Degree: Master of Library Science, 2003
Career: Florence and Herbert Irving Associate Chief Librarian, The Metropolitan Museum of Art
Mantra: The harder you work, the luckier you are.
A stroll through the Metropolitan Museum of Art in New York City features items spanning from ancient Egypt to the Middle Ages to the present day, and you can find the work of artisans from Asia to Africa to North and South America.
Emanuel Leutze’s famous painting of Washington Crossing the Delaware? It’s at The Met. Van Gough’s Self-Portrait with Straw Hat? It’s there, too.
But as important as the collection of paintings and sculptures and couture and armor might be, the extensive libraries housing nearly one million volumes of books on art and art history bring something extra special to the museum.
And that library has a distinctive SoIC flavor.
Tony White, an ILS alumnus, is currently the Florence and Herbert Irving associate chief librarian at The Met. It’s the latest stop on an invigorating journey that has taken him from the Midwest to Manhattan.
“I was working in book and paper conservation at Yale University as a conservation tech, and I had decided that I didn’t want to go into conservation,” says White, who had already earned a Master’s of Fine Arts from the Art Institute of Chicago in print media. “I wanted to go into library science. I applied to a number of schools, including IU, and I applied mainly to IU because of their concentration on art librarianship and special collections.”
He focused on art librarianship in Bloomington and worked in the preservation lab at the Lilly Library, graduating in 2003 with a Master of Library Science in Art and Special Collections Librarianship. He found a job as the Art and Architecture Librarian at the Pratt Institute in New York, and there he would catch the break that would set him on this path to The Met.
“At the Pratt Institute, I was temporarily promoted to be head of reader services,” White says. “It was supposed to be a three-month appointment, but it turned into a 10-month position.”
Back in Bloomington, IU’s head of the Fine Arts Library, B.J. Irvine, had decided to retire, and White’s unexpected turn as a manager at Pratt gave him just the experience he needed to qualify as Irvine’s replacement. White took over in 2007 and served as the head of the Fine Arts Library at IU for nearly five years, but in 2012, he left to become the Director of the Decker Library at the Maryland Institute College of Art. He wanted to be a library director, and the pull of working intimately with artists and designers was too strong to pass up. Still, when the opportunity arose to move to The Met in the spring of 2015, he couldn’t say no.

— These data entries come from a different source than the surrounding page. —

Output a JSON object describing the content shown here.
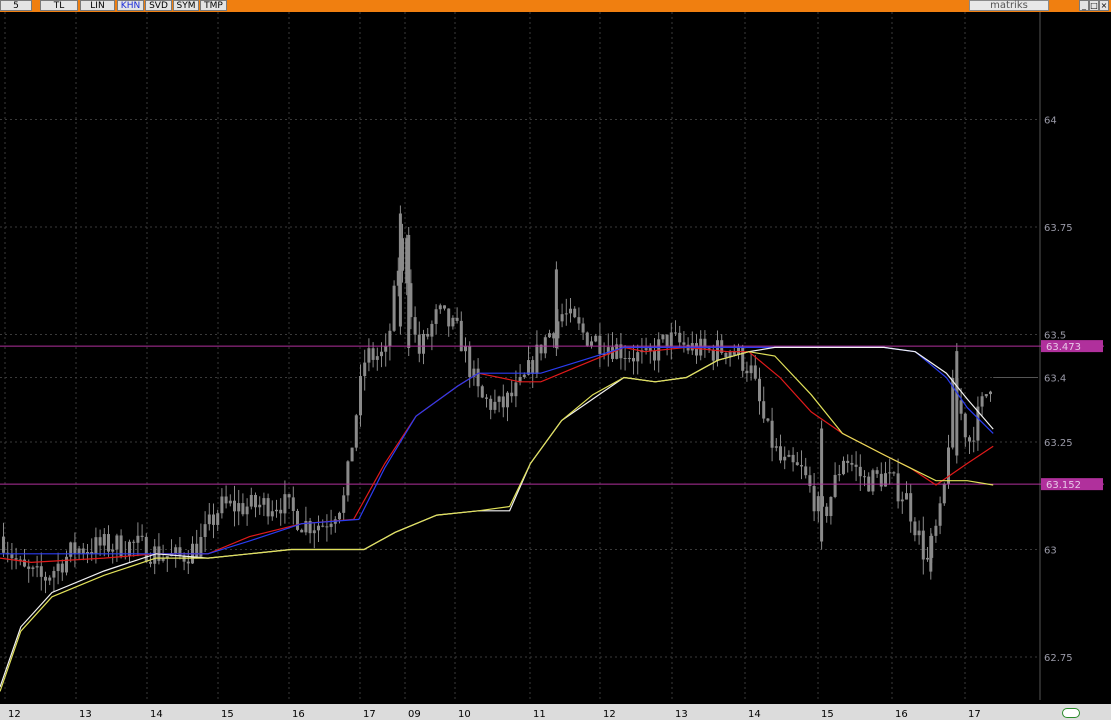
{
  "toolbar": {
    "buttons": [
      {
        "label": "5"
      },
      {
        "label": "TL"
      },
      {
        "label": "LIN"
      },
      {
        "label": "KHN",
        "active": true
      },
      {
        "label": "SVD"
      },
      {
        "label": "SYM"
      },
      {
        "label": "TMP"
      }
    ],
    "brand": "matriks",
    "window_buttons": [
      "_",
      "□",
      "×"
    ]
  },
  "colors": {
    "background": "#000000",
    "toolbar": "#f07f10",
    "grid": "#3a3a3a",
    "candle": "#8a8a8a",
    "level_line": "#b0309c",
    "series_red": "#e01a1a",
    "series_blue": "#2a3cf0",
    "series_white": "#f2f2f2",
    "series_yellow": "#e0e05a"
  },
  "chart_data": {
    "type": "line",
    "ylim": [
      62.65,
      64.25
    ],
    "y_ticks": [
      {
        "v": 64,
        "label": "64"
      },
      {
        "v": 63.75,
        "label": "63.75"
      },
      {
        "v": 63.5,
        "label": "63.5"
      },
      {
        "v": 63.4,
        "label": "63.4"
      },
      {
        "v": 63.25,
        "label": "63.25"
      },
      {
        "v": 63,
        "label": "63"
      },
      {
        "v": 62.75,
        "label": "62.75"
      }
    ],
    "x_ticks": [
      "12",
      "13",
      "14",
      "15",
      "16",
      "17",
      "09",
      "10",
      "11",
      "12",
      "13",
      "14",
      "15",
      "16",
      "17"
    ],
    "levels": [
      {
        "value": 63.473,
        "label": "63.473"
      },
      {
        "value": 63.152,
        "label": "63.152"
      }
    ],
    "price_marker": {
      "value": 63.4
    },
    "candle_anchors": [
      {
        "x": 0,
        "y": 63.03
      },
      {
        "x": 0.02,
        "y": 62.95
      },
      {
        "x": 0.04,
        "y": 62.93
      },
      {
        "x": 0.07,
        "y": 63.0
      },
      {
        "x": 0.1,
        "y": 63.01
      },
      {
        "x": 0.13,
        "y": 63.01
      },
      {
        "x": 0.15,
        "y": 62.99
      },
      {
        "x": 0.17,
        "y": 62.98
      },
      {
        "x": 0.19,
        "y": 63.01
      },
      {
        "x": 0.21,
        "y": 63.1
      },
      {
        "x": 0.24,
        "y": 63.1
      },
      {
        "x": 0.27,
        "y": 63.11
      },
      {
        "x": 0.29,
        "y": 63.06
      },
      {
        "x": 0.31,
        "y": 63.06
      },
      {
        "x": 0.33,
        "y": 63.12
      },
      {
        "x": 0.34,
        "y": 63.3
      },
      {
        "x": 0.35,
        "y": 63.45
      },
      {
        "x": 0.37,
        "y": 63.45
      },
      {
        "x": 0.385,
        "y": 63.72
      },
      {
        "x": 0.4,
        "y": 63.45
      },
      {
        "x": 0.42,
        "y": 63.55
      },
      {
        "x": 0.44,
        "y": 63.5
      },
      {
        "x": 0.46,
        "y": 63.35
      },
      {
        "x": 0.48,
        "y": 63.33
      },
      {
        "x": 0.5,
        "y": 63.38
      },
      {
        "x": 0.52,
        "y": 63.48
      },
      {
        "x": 0.54,
        "y": 63.55
      },
      {
        "x": 0.56,
        "y": 63.5
      },
      {
        "x": 0.58,
        "y": 63.48
      },
      {
        "x": 0.6,
        "y": 63.46
      },
      {
        "x": 0.62,
        "y": 63.44
      },
      {
        "x": 0.64,
        "y": 63.49
      },
      {
        "x": 0.66,
        "y": 63.47
      },
      {
        "x": 0.68,
        "y": 63.46
      },
      {
        "x": 0.7,
        "y": 63.47
      },
      {
        "x": 0.72,
        "y": 63.42
      },
      {
        "x": 0.735,
        "y": 63.28
      },
      {
        "x": 0.75,
        "y": 63.2
      },
      {
        "x": 0.77,
        "y": 63.18
      },
      {
        "x": 0.79,
        "y": 63.07
      },
      {
        "x": 0.81,
        "y": 63.22
      },
      {
        "x": 0.83,
        "y": 63.16
      },
      {
        "x": 0.85,
        "y": 63.17
      },
      {
        "x": 0.87,
        "y": 63.12
      },
      {
        "x": 0.89,
        "y": 62.97
      },
      {
        "x": 0.905,
        "y": 63.1
      },
      {
        "x": 0.915,
        "y": 63.38
      },
      {
        "x": 0.93,
        "y": 63.25
      },
      {
        "x": 0.945,
        "y": 63.35
      },
      {
        "x": 0.955,
        "y": 63.42
      }
    ],
    "spikes": [
      {
        "x": 0.385,
        "hi": 63.8,
        "lo": 63.5
      },
      {
        "x": 0.393,
        "hi": 63.75,
        "lo": 63.45
      },
      {
        "x": 0.535,
        "hi": 63.67,
        "lo": 63.45
      },
      {
        "x": 0.79,
        "hi": 63.3,
        "lo": 63.0
      },
      {
        "x": 0.895,
        "hi": 63.05,
        "lo": 62.93
      },
      {
        "x": 0.92,
        "hi": 63.48,
        "lo": 63.2
      }
    ],
    "series": [
      {
        "color": "red",
        "points": [
          {
            "x": 0,
            "y": 62.98
          },
          {
            "x": 0.03,
            "y": 62.97
          },
          {
            "x": 0.1,
            "y": 62.98
          },
          {
            "x": 0.15,
            "y": 62.99
          },
          {
            "x": 0.2,
            "y": 62.99
          },
          {
            "x": 0.24,
            "y": 63.03
          },
          {
            "x": 0.29,
            "y": 63.06
          },
          {
            "x": 0.34,
            "y": 63.07
          },
          {
            "x": 0.37,
            "y": 63.2
          },
          {
            "x": 0.4,
            "y": 63.31
          },
          {
            "x": 0.44,
            "y": 63.38
          },
          {
            "x": 0.46,
            "y": 63.41
          },
          {
            "x": 0.5,
            "y": 63.39
          },
          {
            "x": 0.52,
            "y": 63.39
          },
          {
            "x": 0.56,
            "y": 63.43
          },
          {
            "x": 0.6,
            "y": 63.47
          },
          {
            "x": 0.62,
            "y": 63.46
          },
          {
            "x": 0.66,
            "y": 63.47
          },
          {
            "x": 0.7,
            "y": 63.46
          },
          {
            "x": 0.72,
            "y": 63.46
          },
          {
            "x": 0.75,
            "y": 63.4
          },
          {
            "x": 0.78,
            "y": 63.32
          },
          {
            "x": 0.81,
            "y": 63.27
          },
          {
            "x": 0.85,
            "y": 63.22
          },
          {
            "x": 0.875,
            "y": 63.19
          },
          {
            "x": 0.9,
            "y": 63.15
          },
          {
            "x": 0.93,
            "y": 63.2
          },
          {
            "x": 0.955,
            "y": 63.24
          }
        ]
      },
      {
        "color": "blue",
        "points": [
          {
            "x": 0,
            "y": 62.99
          },
          {
            "x": 0.03,
            "y": 62.99
          },
          {
            "x": 0.1,
            "y": 62.99
          },
          {
            "x": 0.15,
            "y": 62.99
          },
          {
            "x": 0.2,
            "y": 62.99
          },
          {
            "x": 0.24,
            "y": 63.02
          },
          {
            "x": 0.29,
            "y": 63.06
          },
          {
            "x": 0.345,
            "y": 63.07
          },
          {
            "x": 0.37,
            "y": 63.19
          },
          {
            "x": 0.4,
            "y": 63.31
          },
          {
            "x": 0.44,
            "y": 63.38
          },
          {
            "x": 0.46,
            "y": 63.41
          },
          {
            "x": 0.5,
            "y": 63.41
          },
          {
            "x": 0.52,
            "y": 63.41
          },
          {
            "x": 0.56,
            "y": 63.44
          },
          {
            "x": 0.6,
            "y": 63.47
          },
          {
            "x": 0.66,
            "y": 63.47
          },
          {
            "x": 0.72,
            "y": 63.47
          },
          {
            "x": 0.78,
            "y": 63.47
          },
          {
            "x": 0.85,
            "y": 63.47
          },
          {
            "x": 0.88,
            "y": 63.46
          },
          {
            "x": 0.91,
            "y": 63.4
          },
          {
            "x": 0.93,
            "y": 63.33
          },
          {
            "x": 0.955,
            "y": 63.27
          }
        ]
      },
      {
        "color": "white",
        "points": [
          {
            "x": 0,
            "y": 62.68
          },
          {
            "x": 0.02,
            "y": 62.82
          },
          {
            "x": 0.05,
            "y": 62.9
          },
          {
            "x": 0.1,
            "y": 62.95
          },
          {
            "x": 0.15,
            "y": 62.99
          },
          {
            "x": 0.2,
            "y": 62.98
          },
          {
            "x": 0.24,
            "y": 62.99
          },
          {
            "x": 0.28,
            "y": 63.0
          },
          {
            "x": 0.33,
            "y": 63.0
          },
          {
            "x": 0.35,
            "y": 63.0
          },
          {
            "x": 0.38,
            "y": 63.04
          },
          {
            "x": 0.42,
            "y": 63.08
          },
          {
            "x": 0.46,
            "y": 63.09
          },
          {
            "x": 0.49,
            "y": 63.09
          },
          {
            "x": 0.51,
            "y": 63.2
          },
          {
            "x": 0.54,
            "y": 63.3
          },
          {
            "x": 0.57,
            "y": 63.35
          },
          {
            "x": 0.6,
            "y": 63.4
          },
          {
            "x": 0.63,
            "y": 63.39
          },
          {
            "x": 0.66,
            "y": 63.4
          },
          {
            "x": 0.69,
            "y": 63.44
          },
          {
            "x": 0.72,
            "y": 63.46
          },
          {
            "x": 0.745,
            "y": 63.47
          },
          {
            "x": 0.78,
            "y": 63.47
          },
          {
            "x": 0.85,
            "y": 63.47
          },
          {
            "x": 0.88,
            "y": 63.46
          },
          {
            "x": 0.91,
            "y": 63.41
          },
          {
            "x": 0.93,
            "y": 63.35
          },
          {
            "x": 0.955,
            "y": 63.28
          }
        ]
      },
      {
        "color": "yellow",
        "points": [
          {
            "x": 0,
            "y": 62.67
          },
          {
            "x": 0.02,
            "y": 62.81
          },
          {
            "x": 0.05,
            "y": 62.89
          },
          {
            "x": 0.1,
            "y": 62.94
          },
          {
            "x": 0.15,
            "y": 62.98
          },
          {
            "x": 0.2,
            "y": 62.98
          },
          {
            "x": 0.24,
            "y": 62.99
          },
          {
            "x": 0.28,
            "y": 63.0
          },
          {
            "x": 0.35,
            "y": 63.0
          },
          {
            "x": 0.38,
            "y": 63.04
          },
          {
            "x": 0.42,
            "y": 63.08
          },
          {
            "x": 0.46,
            "y": 63.09
          },
          {
            "x": 0.49,
            "y": 63.1
          },
          {
            "x": 0.51,
            "y": 63.2
          },
          {
            "x": 0.54,
            "y": 63.3
          },
          {
            "x": 0.57,
            "y": 63.36
          },
          {
            "x": 0.6,
            "y": 63.4
          },
          {
            "x": 0.63,
            "y": 63.39
          },
          {
            "x": 0.66,
            "y": 63.4
          },
          {
            "x": 0.69,
            "y": 63.44
          },
          {
            "x": 0.72,
            "y": 63.46
          },
          {
            "x": 0.745,
            "y": 63.45
          },
          {
            "x": 0.78,
            "y": 63.36
          },
          {
            "x": 0.81,
            "y": 63.27
          },
          {
            "x": 0.85,
            "y": 63.22
          },
          {
            "x": 0.875,
            "y": 63.19
          },
          {
            "x": 0.9,
            "y": 63.16
          },
          {
            "x": 0.915,
            "y": 63.16
          },
          {
            "x": 0.93,
            "y": 63.16
          },
          {
            "x": 0.955,
            "y": 63.15
          }
        ]
      }
    ]
  }
}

“I had never thought about working in a museum library before,” White says. “The Met is well-known. It’s in a top 5 art history libraries in the world. One of the things they enticed me with is that they had never collected artists’ books before, and because I have a background in artists’ books research and scholarship for the past 15 years or so, they also suggested that I could start collecting artist books for the library for the first time.”
White calls his job “complex,” and he’s responsible for all the public services for the research library, the education library, the Costume Institute, and the Cloisters Library and archives. [He is also responsible for access services and stacks management of on and off site collections.] White doesn’t believe he has reached the pinnacle of his career. It’s just the next step in a winding path. After all, he once thought he was going to teach or maybe pursue book binding. Instead, he let his passion guide him, and he advises others to do the same.
“What I’ve always done is pursue my interests,” White says. “I’ve always sought out extra opportunities, often at my own expense, to create greater opportunities in the long run. What is really great about a library science degree is that it allows you to pursue a variety of job types that can be really interesting and exciting.”